> Source records
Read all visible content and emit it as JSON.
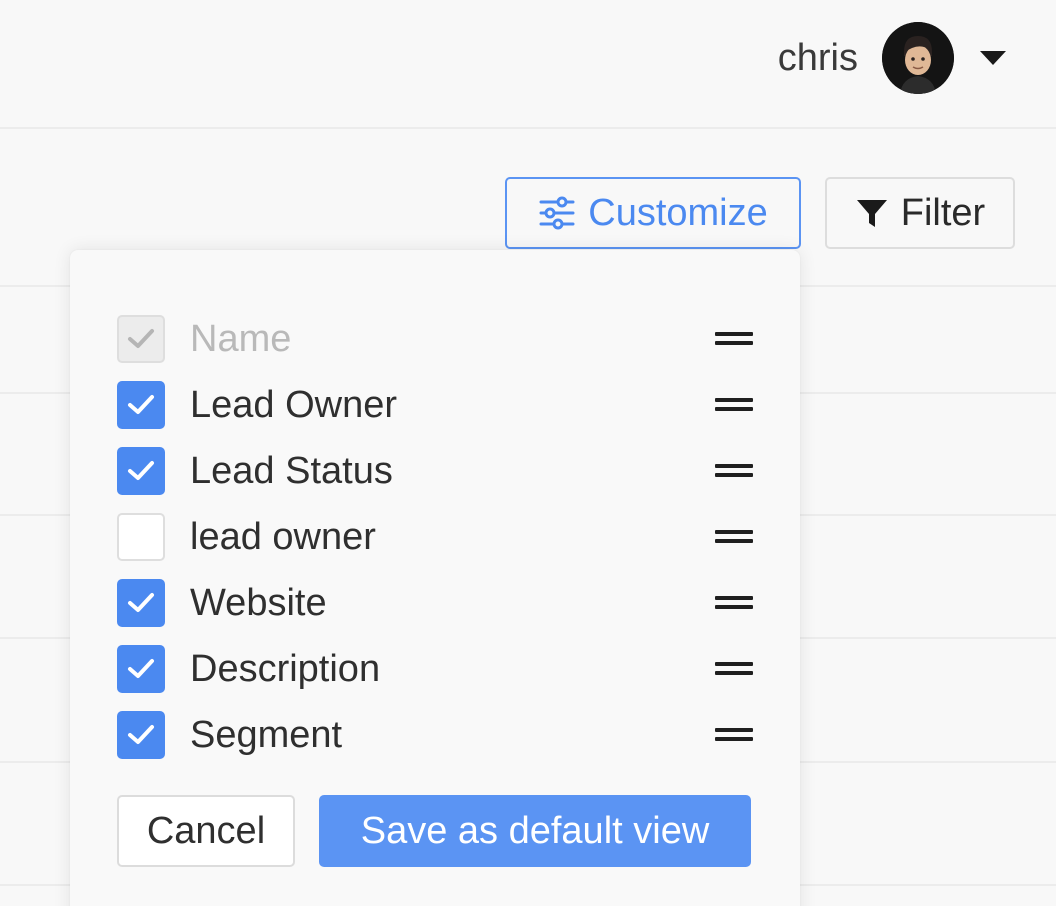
{
  "header": {
    "user_name": "chris",
    "avatar_icon": "user-avatar",
    "menu_icon": "caret-down-icon"
  },
  "toolbar": {
    "customize_label": "Customize",
    "customize_icon": "sliders-icon",
    "filter_label": "Filter",
    "filter_icon": "funnel-icon",
    "accent_color": "#4b89f0"
  },
  "customize_panel": {
    "fields": [
      {
        "label": "Name",
        "checked": true,
        "disabled": true
      },
      {
        "label": "Lead Owner",
        "checked": true,
        "disabled": false
      },
      {
        "label": "Lead Status",
        "checked": true,
        "disabled": false
      },
      {
        "label": "lead owner",
        "checked": false,
        "disabled": false
      },
      {
        "label": "Website",
        "checked": true,
        "disabled": false
      },
      {
        "label": "Description",
        "checked": true,
        "disabled": false
      },
      {
        "label": "Segment",
        "checked": true,
        "disabled": false
      }
    ],
    "cancel_label": "Cancel",
    "save_label": "Save as default view"
  }
}
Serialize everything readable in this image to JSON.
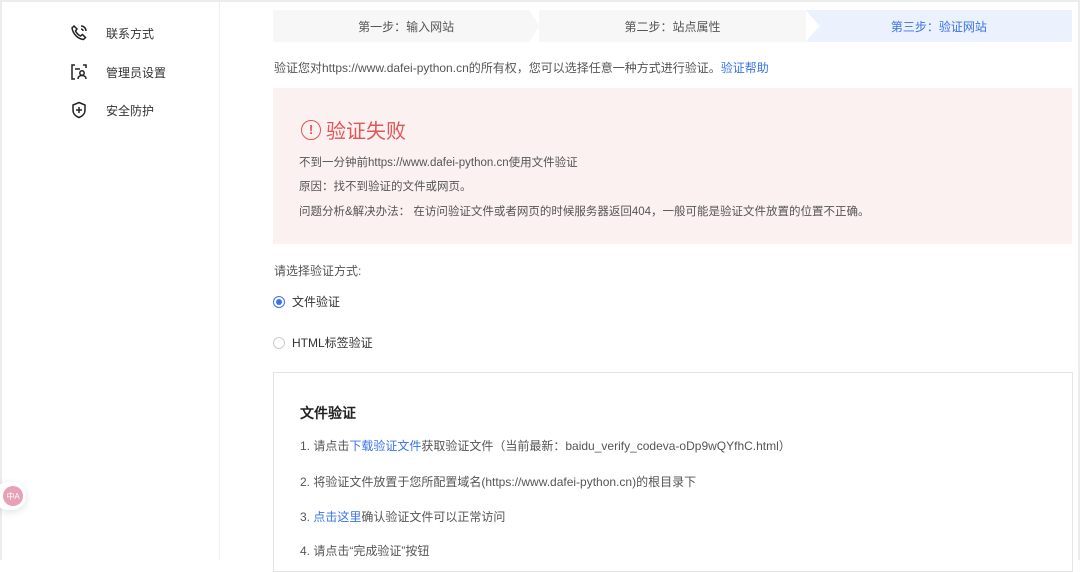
{
  "sidebar": {
    "items": [
      {
        "label": "联系方式",
        "icon": "phone-icon"
      },
      {
        "label": "管理员设置",
        "icon": "admin-icon"
      },
      {
        "label": "安全防护",
        "icon": "shield-icon"
      }
    ]
  },
  "steps": [
    "第一步：输入网站",
    "第二步：站点属性",
    "第三步：验证网站"
  ],
  "intro": {
    "text": "验证您对https://www.dafei-python.cn的所有权，您可以选择任意一种方式进行验证。",
    "help_link": "验证帮助"
  },
  "error": {
    "title": "验证失败",
    "lines": [
      "不到一分钟前https://www.dafei-python.cn使用文件验证",
      "原因：找不到验证的文件或网页。",
      "问题分析&解决办法：  在访问验证文件或者网页的时候服务器返回404，一般可能是验证文件放置的位置不正确。"
    ],
    "color": "#e05656"
  },
  "method": {
    "label": "请选择验证方式:",
    "options": [
      {
        "label": "文件验证",
        "selected": true
      },
      {
        "label": "HTML标签验证",
        "selected": false
      }
    ]
  },
  "file_verify": {
    "title": "文件验证",
    "step1": {
      "prefix": "1.  请点击",
      "link": "下载验证文件",
      "suffix": "获取验证文件（当前最新：baidu_verify_codeva-oDp9wQYfhC.html）"
    },
    "step2": "2.  将验证文件放置于您所配置域名(https://www.dafei-python.cn)的根目录下",
    "step3": {
      "prefix": "3.  ",
      "link": "点击这里",
      "suffix": "确认验证文件可以正常访问"
    },
    "step4": "4.  请点击“完成验证”按钮"
  },
  "translate_badge": "中A"
}
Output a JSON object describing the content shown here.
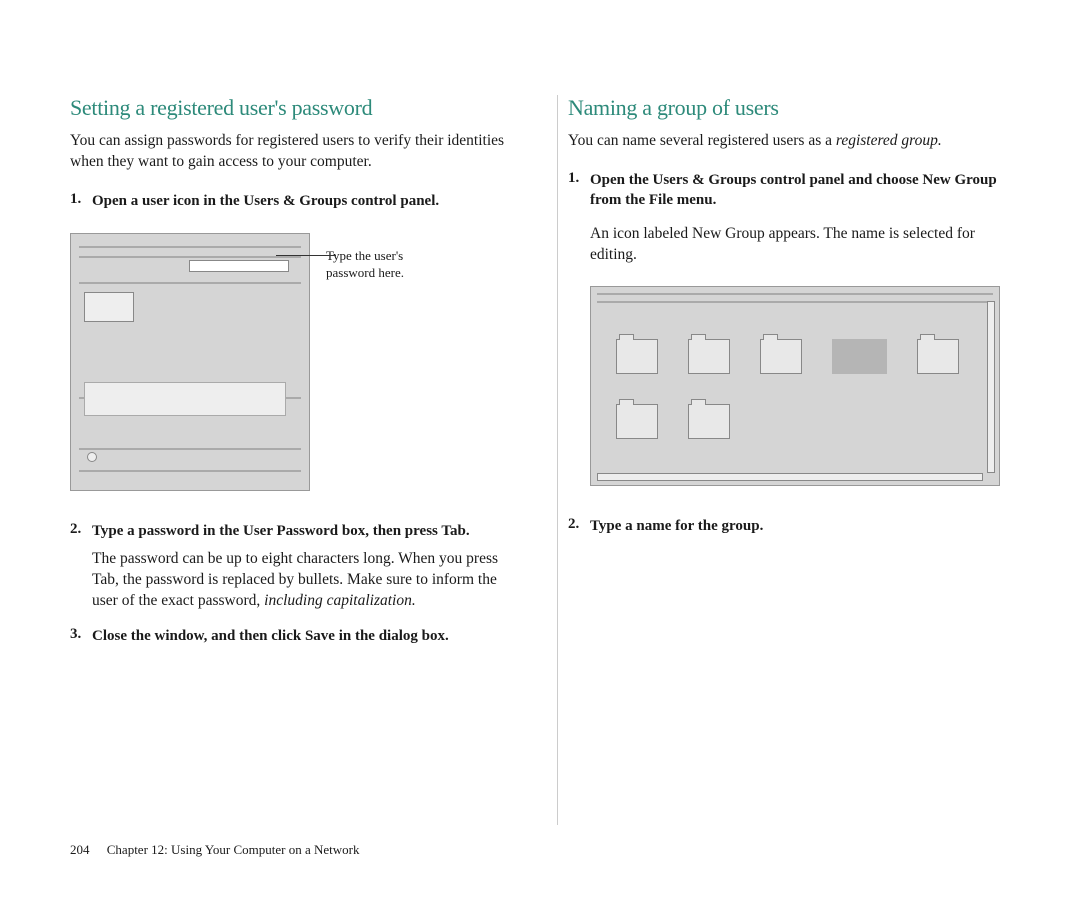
{
  "left": {
    "heading": "Setting a registered user's password",
    "intro": "You can assign passwords for registered users to verify their identities when they want to gain access to your computer.",
    "steps": [
      {
        "number": "1.",
        "title": "Open a user icon in the Users & Groups control panel."
      },
      {
        "number": "2.",
        "title": "Type a password in the User Password box, then press Tab.",
        "body_pre": "The password can be up to eight characters long. When you press Tab, the password is replaced by bullets. Make sure to inform the user of the exact password, ",
        "body_italic": "including capitalization.",
        "body_post": ""
      },
      {
        "number": "3.",
        "title": "Close the window, and then click Save in the dialog box."
      }
    ],
    "annotation": "Type the user's password here."
  },
  "right": {
    "heading": "Naming a group of users",
    "intro_pre": "You can name several registered users as a ",
    "intro_italic": "registered group.",
    "steps": [
      {
        "number": "1.",
        "title": "Open the Users & Groups control panel and choose New Group from the File menu.",
        "after": "An icon labeled New Group appears. The name is selected for editing."
      },
      {
        "number": "2.",
        "title": "Type a name for the group."
      }
    ]
  },
  "footer": {
    "page": "204",
    "chapter": "Chapter 12: Using Your Computer on a Network"
  }
}
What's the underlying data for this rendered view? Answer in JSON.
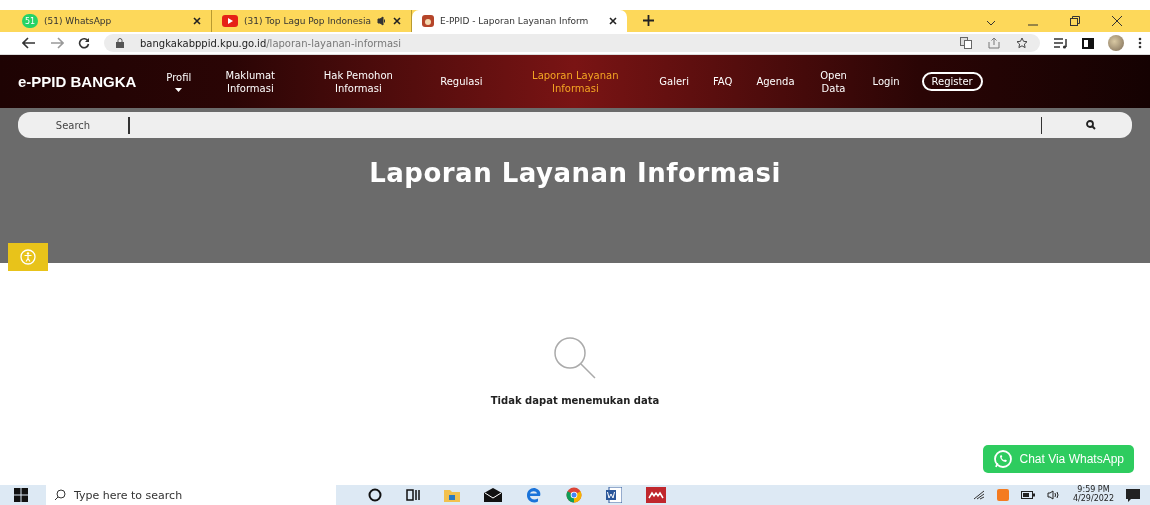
{
  "browser": {
    "tabs": [
      {
        "title": "(51) WhatsApp",
        "kind": "whatsapp",
        "badge": "51",
        "selected": false,
        "audio": false
      },
      {
        "title": "(31) Top Lagu Pop Indonesia",
        "kind": "youtube",
        "selected": false,
        "audio": true
      },
      {
        "title": "E-PPID - Laporan Layanan Inform",
        "kind": "site",
        "selected": true,
        "audio": false
      }
    ],
    "address": {
      "host": "bangkakabppid.kpu.go.id",
      "path": "/laporan-layanan-informasi"
    }
  },
  "site": {
    "brand": "e-PPID BANGKA",
    "nav": [
      {
        "label": "Profil",
        "dropdown": true,
        "selected": false
      },
      {
        "label": "Maklumat Informasi",
        "dropdown": false,
        "selected": false
      },
      {
        "label": "Hak Pemohon Informasi",
        "dropdown": false,
        "selected": false
      },
      {
        "label": "Regulasi",
        "dropdown": false,
        "selected": false
      },
      {
        "label": "Laporan Layanan Informasi",
        "dropdown": false,
        "selected": true
      },
      {
        "label": "Galeri",
        "dropdown": false,
        "selected": false
      },
      {
        "label": "FAQ",
        "dropdown": false,
        "selected": false
      },
      {
        "label": "Agenda",
        "dropdown": false,
        "selected": false
      },
      {
        "label": "Open Data",
        "dropdown": false,
        "selected": false
      },
      {
        "label": "Login",
        "dropdown": false,
        "selected": false
      }
    ],
    "register": "Register",
    "search": {
      "label": "Search"
    },
    "hero_title": "Laporan Layanan Informasi",
    "empty_message": "Tidak dapat menemukan data",
    "whatsapp_button": "Chat Via WhatsApp"
  },
  "taskbar": {
    "search_placeholder": "Type here to search",
    "time": "9:59 PM",
    "date": "4/29/2022"
  }
}
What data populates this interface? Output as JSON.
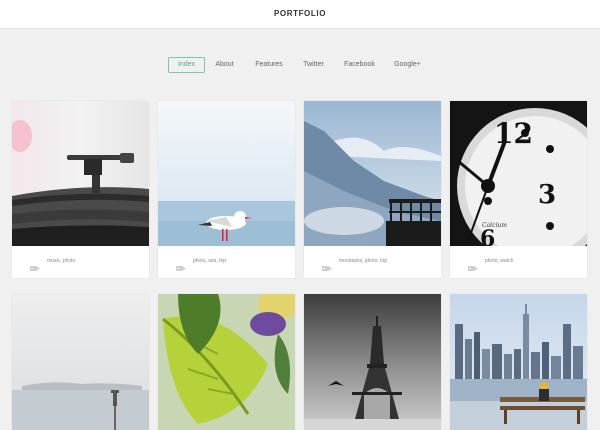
{
  "header": {
    "title": "PORTFOLIO"
  },
  "nav": {
    "items": [
      {
        "label": "Index",
        "active": true
      },
      {
        "label": "About"
      },
      {
        "label": "Features"
      },
      {
        "label": "Twitter"
      },
      {
        "label": "Facebook"
      },
      {
        "label": "Google+"
      }
    ]
  },
  "grid": {
    "items": [
      {
        "image": "turntable-photo",
        "tags": "music, photo"
      },
      {
        "image": "seagull-photo",
        "tags": "photo, sea, trip"
      },
      {
        "image": "mountains-photo",
        "tags": "mountains, photo, trip"
      },
      {
        "image": "clock-photo",
        "tags": "photo, watch"
      },
      {
        "image": "foggy-sea-photo"
      },
      {
        "image": "leaves-photo"
      },
      {
        "image": "eiffel-tower-photo"
      },
      {
        "image": "city-skyline-photo"
      }
    ]
  },
  "icons": {
    "tag": "tag-icon"
  },
  "colors": {
    "accent": "#4fae86",
    "background": "#f0f0f0"
  }
}
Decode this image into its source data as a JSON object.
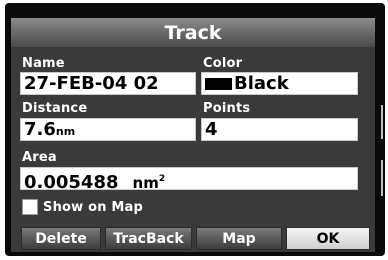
{
  "window": {
    "title": "Track"
  },
  "fields": {
    "name": {
      "label": "Name",
      "value": "27-FEB-04 02"
    },
    "color": {
      "label": "Color",
      "value": "Black",
      "swatch": "#000000"
    },
    "distance": {
      "label": "Distance",
      "value": "7.6",
      "unit": "nm"
    },
    "points": {
      "label": "Points",
      "value": "4"
    },
    "area": {
      "label": "Area",
      "value": "0.005488",
      "unit": "nm",
      "unit_exp": "2"
    }
  },
  "show_on_map": {
    "label": "Show on Map",
    "checked": false
  },
  "buttons": {
    "delete": "Delete",
    "tracback": "TracBack",
    "map": "Map",
    "ok": "OK"
  },
  "colors": {
    "frame": "#0a0a0a",
    "panel": "#3a3a3a",
    "selected_button": "#e6e6e6"
  }
}
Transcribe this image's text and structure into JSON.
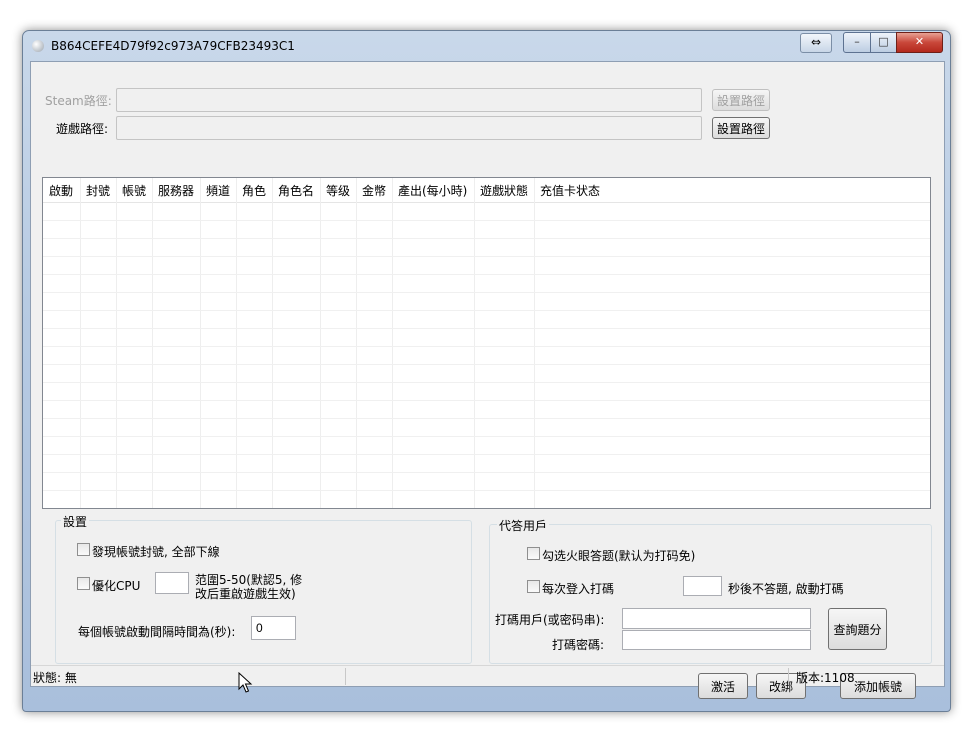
{
  "window": {
    "title": "B864CEFE4D79f92c973A79CFB23493C1",
    "snap_glyph": "⇔",
    "min_glyph": "–",
    "max_glyph": "□",
    "close_glyph": "✕"
  },
  "paths": {
    "steam_label": "Steam路徑:",
    "game_label": "遊戲路徑:",
    "steam_button": "設置路徑",
    "game_button": "設置路徑"
  },
  "table": {
    "columns": [
      "啟動",
      "封號",
      "帳號",
      "服務器",
      "頻道",
      "角色",
      "角色名",
      "等级",
      "金幣",
      "產出(每小時)",
      "遊戲狀態",
      "充值卡状态"
    ],
    "rows": []
  },
  "settings": {
    "title": "設置",
    "ban_offline_label": "發現帳號封號, 全部下線",
    "optimize_cpu_label": "優化CPU",
    "cpu_value": "",
    "cpu_hint_line1": "范圍5-50(默認5, 修",
    "cpu_hint_line2": "改后重啟遊戲生效)",
    "interval_label": "每個帳號啟動間隔時間為(秒):",
    "interval_value": "0"
  },
  "captcha": {
    "title": "代答用戶",
    "fire_eye_label": "勾选火眼答题(默认为打码免)",
    "login_captcha_label": "每次登入打碼",
    "seconds_value": "",
    "seconds_suffix": "秒後不答題, 啟動打碼",
    "user_label": "打碼用戶(或密码串):",
    "user_value": "",
    "password_label": "打碼密碼:",
    "password_value": "",
    "query_button": "查詢題分"
  },
  "actions": {
    "activate": "激活",
    "rebind": "改綁",
    "add_account": "添加帳號"
  },
  "status": {
    "state": "狀態: 無",
    "middle": "",
    "version": "版本:1108"
  }
}
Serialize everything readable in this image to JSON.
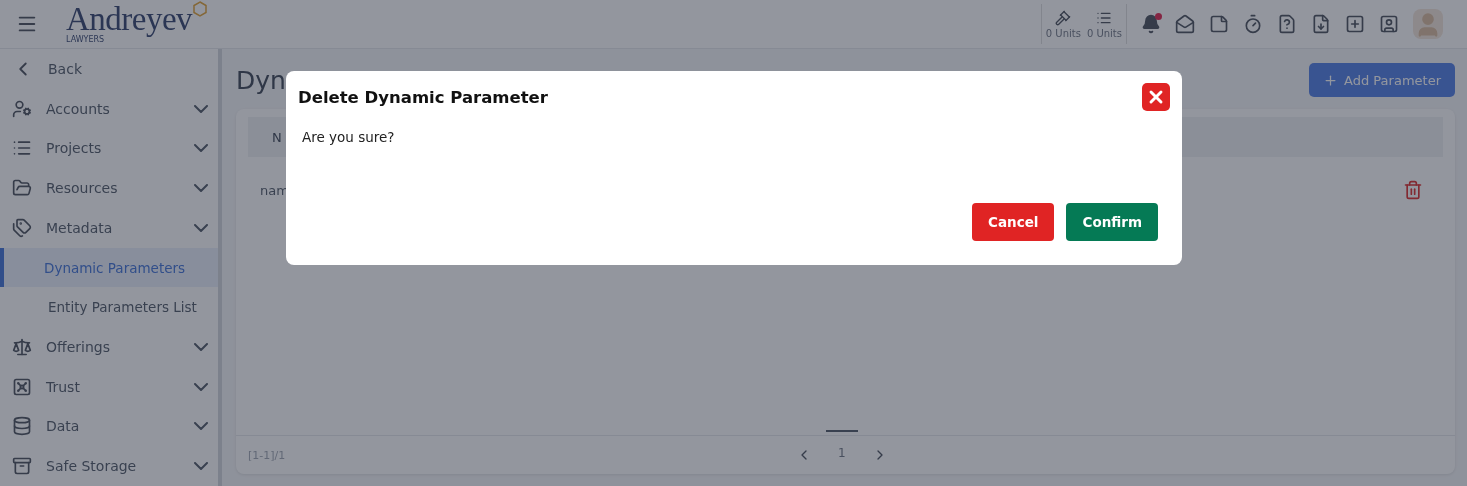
{
  "header": {
    "logo": {
      "name": "Andreyev",
      "tagline": "LAWYERS"
    },
    "counters": [
      {
        "label": "0 Units"
      },
      {
        "label": "0 Units"
      }
    ],
    "bell": {
      "has_unread": true
    }
  },
  "sidebar": {
    "back": "Back",
    "items": [
      {
        "label": "Accounts"
      },
      {
        "label": "Projects"
      },
      {
        "label": "Resources"
      },
      {
        "label": "Metadata",
        "children": [
          {
            "label": "Dynamic Parameters",
            "selected": true
          },
          {
            "label": "Entity Parameters List",
            "selected": false
          }
        ]
      },
      {
        "label": "Offerings"
      },
      {
        "label": "Trust"
      },
      {
        "label": "Data"
      },
      {
        "label": "Safe Storage"
      }
    ]
  },
  "page": {
    "title": "Dyn",
    "add_button": "Add Parameter",
    "table": {
      "columns": [
        "N"
      ],
      "rows": [
        [
          "nam"
        ]
      ]
    },
    "footer": {
      "range": "[1-1]/1",
      "pages": [
        {
          "label": "1",
          "selected": true
        }
      ]
    }
  },
  "dialog": {
    "title": "Delete Dynamic Parameter",
    "message": "Are you sure?",
    "buttons": [
      {
        "label": "Cancel",
        "kind": "cancel"
      },
      {
        "label": "Confirm",
        "kind": "confirm"
      }
    ]
  }
}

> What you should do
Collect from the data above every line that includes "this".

> Output of the task
Serialize everything readable in this image to JSON.
What's the underlying data for this rendered view? Answer in JSON.
What data populates this interface? Output as JSON.
Decode this image into its source data as a JSON object.
Transcribe this image's text and structure into JSON.
Serialize everything readable in this image to JSON.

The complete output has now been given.